▸ **Requirement**
Give every entry again, exactly as it stands.

▸ **Data for review**
□ □ □ □

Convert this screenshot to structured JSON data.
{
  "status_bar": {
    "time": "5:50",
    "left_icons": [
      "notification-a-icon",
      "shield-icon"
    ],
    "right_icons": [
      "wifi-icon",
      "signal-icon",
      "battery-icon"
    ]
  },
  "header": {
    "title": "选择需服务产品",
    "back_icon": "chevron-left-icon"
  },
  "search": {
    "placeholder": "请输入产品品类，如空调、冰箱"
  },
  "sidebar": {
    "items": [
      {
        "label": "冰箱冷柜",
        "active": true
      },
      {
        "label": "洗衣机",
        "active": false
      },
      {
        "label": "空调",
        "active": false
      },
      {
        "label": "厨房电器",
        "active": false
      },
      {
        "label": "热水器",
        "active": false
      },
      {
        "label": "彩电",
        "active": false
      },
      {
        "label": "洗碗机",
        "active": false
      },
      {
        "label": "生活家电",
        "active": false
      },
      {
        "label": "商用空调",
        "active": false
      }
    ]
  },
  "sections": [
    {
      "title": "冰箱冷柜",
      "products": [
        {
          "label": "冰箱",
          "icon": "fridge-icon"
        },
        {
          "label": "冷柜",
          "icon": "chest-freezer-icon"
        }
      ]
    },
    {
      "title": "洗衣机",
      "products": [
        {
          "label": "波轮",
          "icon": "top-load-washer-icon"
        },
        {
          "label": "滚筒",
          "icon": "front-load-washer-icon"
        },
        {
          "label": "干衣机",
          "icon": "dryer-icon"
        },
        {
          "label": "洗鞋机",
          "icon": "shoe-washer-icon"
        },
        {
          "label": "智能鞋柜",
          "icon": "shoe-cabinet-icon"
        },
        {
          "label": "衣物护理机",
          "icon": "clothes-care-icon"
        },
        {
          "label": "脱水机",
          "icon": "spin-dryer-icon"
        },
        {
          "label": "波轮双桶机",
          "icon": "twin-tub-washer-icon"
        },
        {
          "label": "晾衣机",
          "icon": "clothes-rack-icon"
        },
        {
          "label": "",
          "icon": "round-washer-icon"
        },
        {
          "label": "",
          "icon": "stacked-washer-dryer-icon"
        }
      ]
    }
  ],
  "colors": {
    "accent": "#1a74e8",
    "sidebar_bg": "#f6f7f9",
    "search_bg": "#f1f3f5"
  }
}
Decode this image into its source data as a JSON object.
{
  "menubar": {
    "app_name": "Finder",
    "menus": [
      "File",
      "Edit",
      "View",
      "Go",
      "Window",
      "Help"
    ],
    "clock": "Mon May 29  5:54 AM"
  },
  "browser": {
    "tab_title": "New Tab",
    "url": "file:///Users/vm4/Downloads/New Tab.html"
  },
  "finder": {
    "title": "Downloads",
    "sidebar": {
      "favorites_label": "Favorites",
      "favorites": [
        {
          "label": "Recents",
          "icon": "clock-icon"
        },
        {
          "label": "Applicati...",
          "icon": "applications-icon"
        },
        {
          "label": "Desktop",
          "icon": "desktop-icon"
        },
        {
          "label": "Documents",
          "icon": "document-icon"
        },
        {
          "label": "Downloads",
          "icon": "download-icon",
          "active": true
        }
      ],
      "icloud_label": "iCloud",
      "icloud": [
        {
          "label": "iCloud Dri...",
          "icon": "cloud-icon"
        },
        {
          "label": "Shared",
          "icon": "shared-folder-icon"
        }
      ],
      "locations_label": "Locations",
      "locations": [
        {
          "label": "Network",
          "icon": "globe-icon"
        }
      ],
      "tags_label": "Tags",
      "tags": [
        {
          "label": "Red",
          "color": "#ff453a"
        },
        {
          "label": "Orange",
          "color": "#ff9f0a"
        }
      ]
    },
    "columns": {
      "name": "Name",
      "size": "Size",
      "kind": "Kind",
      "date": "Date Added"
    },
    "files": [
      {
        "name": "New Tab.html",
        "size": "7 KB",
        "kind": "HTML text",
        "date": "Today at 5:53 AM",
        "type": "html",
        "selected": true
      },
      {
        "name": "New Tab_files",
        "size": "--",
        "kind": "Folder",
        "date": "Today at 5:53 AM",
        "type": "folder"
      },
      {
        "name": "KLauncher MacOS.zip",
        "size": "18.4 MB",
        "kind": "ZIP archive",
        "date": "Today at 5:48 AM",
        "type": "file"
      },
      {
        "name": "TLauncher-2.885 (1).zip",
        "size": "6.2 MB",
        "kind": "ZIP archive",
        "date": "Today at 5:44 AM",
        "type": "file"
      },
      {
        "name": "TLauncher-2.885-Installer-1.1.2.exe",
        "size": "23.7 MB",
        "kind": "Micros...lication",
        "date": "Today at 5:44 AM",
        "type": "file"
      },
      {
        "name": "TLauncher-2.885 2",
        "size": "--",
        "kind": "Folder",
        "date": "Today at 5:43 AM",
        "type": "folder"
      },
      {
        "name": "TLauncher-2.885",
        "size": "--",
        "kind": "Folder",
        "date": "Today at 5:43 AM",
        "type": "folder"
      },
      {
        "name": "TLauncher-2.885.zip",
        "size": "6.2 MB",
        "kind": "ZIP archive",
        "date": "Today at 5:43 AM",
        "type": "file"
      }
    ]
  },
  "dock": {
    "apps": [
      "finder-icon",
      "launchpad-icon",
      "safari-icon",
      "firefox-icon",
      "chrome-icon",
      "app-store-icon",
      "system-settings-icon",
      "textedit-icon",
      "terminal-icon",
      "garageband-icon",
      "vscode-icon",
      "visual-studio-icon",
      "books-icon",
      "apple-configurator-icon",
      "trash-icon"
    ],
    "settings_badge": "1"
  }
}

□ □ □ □

▸ **Problem solution**
Convert this screenshot to structured JSON data.
{
  "status_bar": {
    "time": "5:50",
    "left_icons": [
      "notification-a-icon",
      "shield-icon"
    ],
    "right_icons": [
      "wifi-icon",
      "signal-icon",
      "battery-icon"
    ]
  },
  "header": {
    "title": "选择需服务产品",
    "back_icon": "chevron-left-icon"
  },
  "search": {
    "placeholder": "请输入产品品类，如空调、冰箱"
  },
  "sidebar": {
    "items": [
      {
        "label": "冰箱冷柜",
        "active": true
      },
      {
        "label": "洗衣机",
        "active": false
      },
      {
        "label": "空调",
        "active": false
      },
      {
        "label": "厨房电器",
        "active": false
      },
      {
        "label": "热水器",
        "active": false
      },
      {
        "label": "彩电",
        "active": false
      },
      {
        "label": "洗碗机",
        "active": false
      },
      {
        "label": "生活家电",
        "active": false
      },
      {
        "label": "商用空调",
        "active": false
      }
    ]
  },
  "sections": [
    {
      "title": "冰箱冷柜",
      "products": [
        {
          "label": "冰箱",
          "icon": "fridge-icon"
        },
        {
          "label": "冷柜",
          "icon": "chest-freezer-icon"
        }
      ]
    },
    {
      "title": "洗衣机",
      "products": [
        {
          "label": "波轮",
          "icon": "top-load-washer-icon"
        },
        {
          "label": "滚筒",
          "icon": "front-load-washer-icon"
        },
        {
          "label": "干衣机",
          "icon": "dryer-icon"
        },
        {
          "label": "洗鞋机",
          "icon": "shoe-washer-icon"
        },
        {
          "label": "智能鞋柜",
          "icon": "shoe-cabinet-icon"
        },
        {
          "label": "衣物护理机",
          "icon": "clothes-care-icon"
        },
        {
          "label": "脱水机",
          "icon": "spin-dryer-icon"
        },
        {
          "label": "波轮双桶机",
          "icon": "twin-tub-washer-icon"
        },
        {
          "label": "晾衣机",
          "icon": "clothes-rack-icon"
        },
        {
          "label": "",
          "icon": "round-washer-icon"
        },
        {
          "label": "",
          "icon": "stacked-washer-dryer-icon"
        }
      ]
    }
  ],
  "colors": {
    "accent": "#1a74e8",
    "sidebar_bg": "#f6f7f9",
    "search_bg": "#f1f3f5"
  }
}
Decode this image into its source data as a JSON object.
{
  "menubar": {
    "app_name": "Finder",
    "menus": [
      "File",
      "Edit",
      "View",
      "Go",
      "Window",
      "Help"
    ],
    "clock": "Mon May 29  5:54 AM"
  },
  "browser": {
    "tab_title": "New Tab",
    "url": "file:///Users/vm4/Downloads/New Tab.html"
  },
  "finder": {
    "title": "Downloads",
    "sidebar": {
      "favorites_label": "Favorites",
      "favorites": [
        {
          "label": "Recents",
          "icon": "clock-icon"
        },
        {
          "label": "Applicati...",
          "icon": "applications-icon"
        },
        {
          "label": "Desktop",
          "icon": "desktop-icon"
        },
        {
          "label": "Documents",
          "icon": "document-icon"
        },
        {
          "label": "Downloads",
          "icon": "download-icon",
          "active": true
        }
      ],
      "icloud_label": "iCloud",
      "icloud": [
        {
          "label": "iCloud Dri...",
          "icon": "cloud-icon"
        },
        {
          "label": "Shared",
          "icon": "shared-folder-icon"
        }
      ],
      "locations_label": "Locations",
      "locations": [
        {
          "label": "Network",
          "icon": "globe-icon"
        }
      ],
      "tags_label": "Tags",
      "tags": [
        {
          "label": "Red",
          "color": "#ff453a"
        },
        {
          "label": "Orange",
          "color": "#ff9f0a"
        }
      ]
    },
    "columns": {
      "name": "Name",
      "size": "Size",
      "kind": "Kind",
      "date": "Date Added"
    },
    "files": [
      {
        "name": "New Tab.html",
        "size": "7 KB",
        "kind": "HTML text",
        "date": "Today at 5:53 AM",
        "type": "html",
        "selected": true
      },
      {
        "name": "New Tab_files",
        "size": "--",
        "kind": "Folder",
        "date": "Today at 5:53 AM",
        "type": "folder"
      },
      {
        "name": "KLauncher MacOS.zip",
        "size": "18.4 MB",
        "kind": "ZIP archive",
        "date": "Today at 5:48 AM",
        "type": "file"
      },
      {
        "name": "TLauncher-2.885 (1).zip",
        "size": "6.2 MB",
        "kind": "ZIP archive",
        "date": "Today at 5:44 AM",
        "type": "file"
      },
      {
        "name": "TLauncher-2.885-Installer-1.1.2.exe",
        "size": "23.7 MB",
        "kind": "Micros...lication",
        "date": "Today at 5:44 AM",
        "type": "file"
      },
      {
        "name": "TLauncher-2.885 2",
        "size": "--",
        "kind": "Folder",
        "date": "Today at 5:43 AM",
        "type": "folder"
      },
      {
        "name": "TLauncher-2.885",
        "size": "--",
        "kind": "Folder",
        "date": "Today at 5:43 AM",
        "type": "folder"
      },
      {
        "name": "TLauncher-2.885.zip",
        "size": "6.2 MB",
        "kind": "ZIP archive",
        "date": "Today at 5:43 AM",
        "type": "file"
      }
    ]
  },
  "dock": {
    "apps": [
      "finder-icon",
      "launchpad-icon",
      "safari-icon",
      "firefox-icon",
      "chrome-icon",
      "app-store-icon",
      "system-settings-icon",
      "textedit-icon",
      "terminal-icon",
      "garageband-icon",
      "vscode-icon",
      "visual-studio-icon",
      "books-icon",
      "apple-configurator-icon",
      "trash-icon"
    ],
    "settings_badge": "1"
  }
}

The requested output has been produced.